Venice Declaration on the Middle East
Venice European Council
12-13 June 1980
1. The Heads of State and Government and the Ministers for Foreign Affairs held a comprehensive exchange of views on all aspects of the present situation in the Middle East, including the state of negotiations resulting from the agreements signed between Egypt and Israel in March 1979. They agreed that growing tensions affecting this region constitute a serious danger and render a comprehensive solution to the Israeli-Arab conflict more necessary and pressing than ever.
2. The nine member states of the European Community consider that the traditional ties and common interests which link Europe to the Middle East oblige them to play a special role and now require them to work in a more concrete way towards peace.
3. In this regard, the nine countries of the Community base themselves on Security Council Resolutions 242 and 338 and the positions which they have expressed on several occasions, notably in their declarations of 29 June 1977, 19 September 1978, 26 March and 18 June 1979, as well as in the speech made on their behalf on 25 September 1979 by the Irish Minister for Foreign Affairs at the 34th United Nations General Assembly.
4. On the bases thus set out, the time has come to promote the recognition and implementation of the two principles universally accepted by the international community: the right to existence and to security of all States in the region, including Israel, and justice for all the peoples, which implies the recognition of the legitimate rights of the Palestinian people.
5. All of the countries in the area are entitled to live in peace within secure, recognised and guaranteed borders. The necessary guarantees for a peace settlement should be provided by the United Nations by a decision of the Security Council and, if necessary, on the basis of other mutually agreed procedures. The Nine declare that they are prepared to participate within the framework of a comprehensive settlement in a system of concrete and binding international guarantees, including (guarantees) on the ground.
6. A just solution must finally be found to the Palestinian problem, which is not simply one of refugees. The Palestinian people, which is conscious of existing as such, must be placed in a position, by an appropriate process defined within the framework of the comprehensive peace settlement, to exercise fully its right to self-determination.

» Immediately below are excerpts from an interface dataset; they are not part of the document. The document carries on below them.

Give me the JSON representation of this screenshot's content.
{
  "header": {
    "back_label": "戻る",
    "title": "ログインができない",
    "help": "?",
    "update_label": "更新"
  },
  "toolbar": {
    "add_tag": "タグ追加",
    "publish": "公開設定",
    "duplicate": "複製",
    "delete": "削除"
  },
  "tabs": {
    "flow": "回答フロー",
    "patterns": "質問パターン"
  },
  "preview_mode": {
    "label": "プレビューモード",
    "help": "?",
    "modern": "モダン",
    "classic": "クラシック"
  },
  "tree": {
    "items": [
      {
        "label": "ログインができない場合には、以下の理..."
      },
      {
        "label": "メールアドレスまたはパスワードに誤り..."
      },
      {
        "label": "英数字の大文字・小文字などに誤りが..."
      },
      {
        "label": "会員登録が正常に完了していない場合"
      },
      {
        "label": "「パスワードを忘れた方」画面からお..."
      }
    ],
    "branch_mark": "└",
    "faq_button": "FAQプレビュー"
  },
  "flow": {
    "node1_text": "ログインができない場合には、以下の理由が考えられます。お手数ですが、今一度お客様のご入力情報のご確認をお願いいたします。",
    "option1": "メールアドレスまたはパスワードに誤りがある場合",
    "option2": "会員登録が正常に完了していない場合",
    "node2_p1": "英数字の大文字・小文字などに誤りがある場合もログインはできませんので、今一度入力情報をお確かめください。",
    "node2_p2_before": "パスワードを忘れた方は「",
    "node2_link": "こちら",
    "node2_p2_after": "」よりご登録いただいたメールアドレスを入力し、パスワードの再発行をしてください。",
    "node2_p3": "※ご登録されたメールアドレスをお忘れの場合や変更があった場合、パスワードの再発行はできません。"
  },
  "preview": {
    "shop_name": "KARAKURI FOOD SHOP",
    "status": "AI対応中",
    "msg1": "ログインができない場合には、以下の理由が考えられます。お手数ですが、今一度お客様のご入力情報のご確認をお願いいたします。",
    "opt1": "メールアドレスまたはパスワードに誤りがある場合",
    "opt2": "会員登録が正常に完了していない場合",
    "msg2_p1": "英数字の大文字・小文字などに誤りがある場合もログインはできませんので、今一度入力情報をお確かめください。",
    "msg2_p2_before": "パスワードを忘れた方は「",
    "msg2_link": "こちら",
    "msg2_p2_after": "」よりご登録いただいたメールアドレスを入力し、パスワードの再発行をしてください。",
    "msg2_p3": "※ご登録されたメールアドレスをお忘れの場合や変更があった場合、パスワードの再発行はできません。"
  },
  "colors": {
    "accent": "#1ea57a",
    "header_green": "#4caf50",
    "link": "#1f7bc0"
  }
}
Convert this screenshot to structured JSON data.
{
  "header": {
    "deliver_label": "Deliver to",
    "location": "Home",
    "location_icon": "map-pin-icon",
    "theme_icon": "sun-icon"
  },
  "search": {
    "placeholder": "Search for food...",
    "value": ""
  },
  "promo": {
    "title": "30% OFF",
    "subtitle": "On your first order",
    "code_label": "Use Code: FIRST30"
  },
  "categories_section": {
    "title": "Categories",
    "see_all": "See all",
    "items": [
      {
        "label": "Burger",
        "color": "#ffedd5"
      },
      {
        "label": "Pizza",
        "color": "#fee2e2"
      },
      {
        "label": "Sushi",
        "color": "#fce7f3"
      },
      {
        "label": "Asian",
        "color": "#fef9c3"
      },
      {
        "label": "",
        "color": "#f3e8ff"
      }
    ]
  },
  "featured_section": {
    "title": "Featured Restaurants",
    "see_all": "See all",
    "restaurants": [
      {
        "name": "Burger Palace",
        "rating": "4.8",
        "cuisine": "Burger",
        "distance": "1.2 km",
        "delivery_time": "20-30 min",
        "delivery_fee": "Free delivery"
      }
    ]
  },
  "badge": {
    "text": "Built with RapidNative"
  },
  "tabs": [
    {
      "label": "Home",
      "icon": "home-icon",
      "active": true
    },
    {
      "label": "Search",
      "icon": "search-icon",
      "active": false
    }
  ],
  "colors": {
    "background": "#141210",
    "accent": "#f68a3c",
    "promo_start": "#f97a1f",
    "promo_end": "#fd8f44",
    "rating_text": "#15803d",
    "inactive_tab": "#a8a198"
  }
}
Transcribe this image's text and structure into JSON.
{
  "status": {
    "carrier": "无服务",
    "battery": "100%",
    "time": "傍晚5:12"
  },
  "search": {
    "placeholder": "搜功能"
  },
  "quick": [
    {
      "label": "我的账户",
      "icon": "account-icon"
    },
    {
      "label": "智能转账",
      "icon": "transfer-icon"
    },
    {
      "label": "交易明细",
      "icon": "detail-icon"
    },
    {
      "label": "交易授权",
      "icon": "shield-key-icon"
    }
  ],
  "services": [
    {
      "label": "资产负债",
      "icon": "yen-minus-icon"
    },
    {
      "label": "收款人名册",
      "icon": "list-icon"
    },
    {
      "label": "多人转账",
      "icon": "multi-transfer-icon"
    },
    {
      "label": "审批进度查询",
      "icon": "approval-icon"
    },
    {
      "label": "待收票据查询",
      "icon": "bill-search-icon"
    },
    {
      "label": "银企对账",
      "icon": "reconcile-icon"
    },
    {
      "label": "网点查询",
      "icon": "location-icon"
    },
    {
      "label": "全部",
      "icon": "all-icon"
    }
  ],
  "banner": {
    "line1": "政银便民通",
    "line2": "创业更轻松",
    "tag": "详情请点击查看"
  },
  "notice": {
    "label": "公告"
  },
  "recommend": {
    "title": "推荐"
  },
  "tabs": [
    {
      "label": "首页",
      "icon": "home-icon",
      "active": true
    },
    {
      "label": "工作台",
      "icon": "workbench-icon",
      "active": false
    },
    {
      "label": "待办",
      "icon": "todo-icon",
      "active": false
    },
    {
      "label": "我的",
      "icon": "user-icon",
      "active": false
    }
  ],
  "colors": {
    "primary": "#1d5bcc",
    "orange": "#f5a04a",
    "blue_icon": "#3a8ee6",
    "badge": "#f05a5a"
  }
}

7. The achievement of these objectives requires the involvement and support of all the parties concerned in the peace settlement which the Nine are endeavouring to promote in keeping with the principles formulated in the declaration referred to above. These principles are binding on all the parties concerned, and thus on the Palestinian people, and on the PLO, which will have to be associated with the negotiations.
8. The Nine recognise the special importance of the role played by the question of Jerusalem for all the parties concerned. The Nine stress that they will not accept any unilateral initiative designed to change the status of Jerusalem and that any agreement on the city's status should guarantee freedom of access for everyone to the Holy Places.
9. The Nine stress the need for Israel to put an end to the territorial occupation which it has maintained since the conflict of 1967, as it has done for part of Sinai. They are deeply convinced that the Israeli settlements constitute a serious obstacle to the peace process in the Middle East. The Nine consider that these settlements, as well as modifications in population and property in the occupied Arab territories, are illegal under international law.
10. Concerned as they are to put an end to violence, the Nine consider that only the renunciation of force or the threatened use of force by all the parties can create a climate of confidence in the area, and constitute a basic element for a comprehensive settlement of the conflict in the Middle East.
11. The Nine have decided to make the necessary contacts with all the parties concerned. The objective of these contacts would be to ascertain the position of the various parties with respect to the principles set out in this declaration and in the light of the results of this consultation process to determine the form which an initiative on their part could take.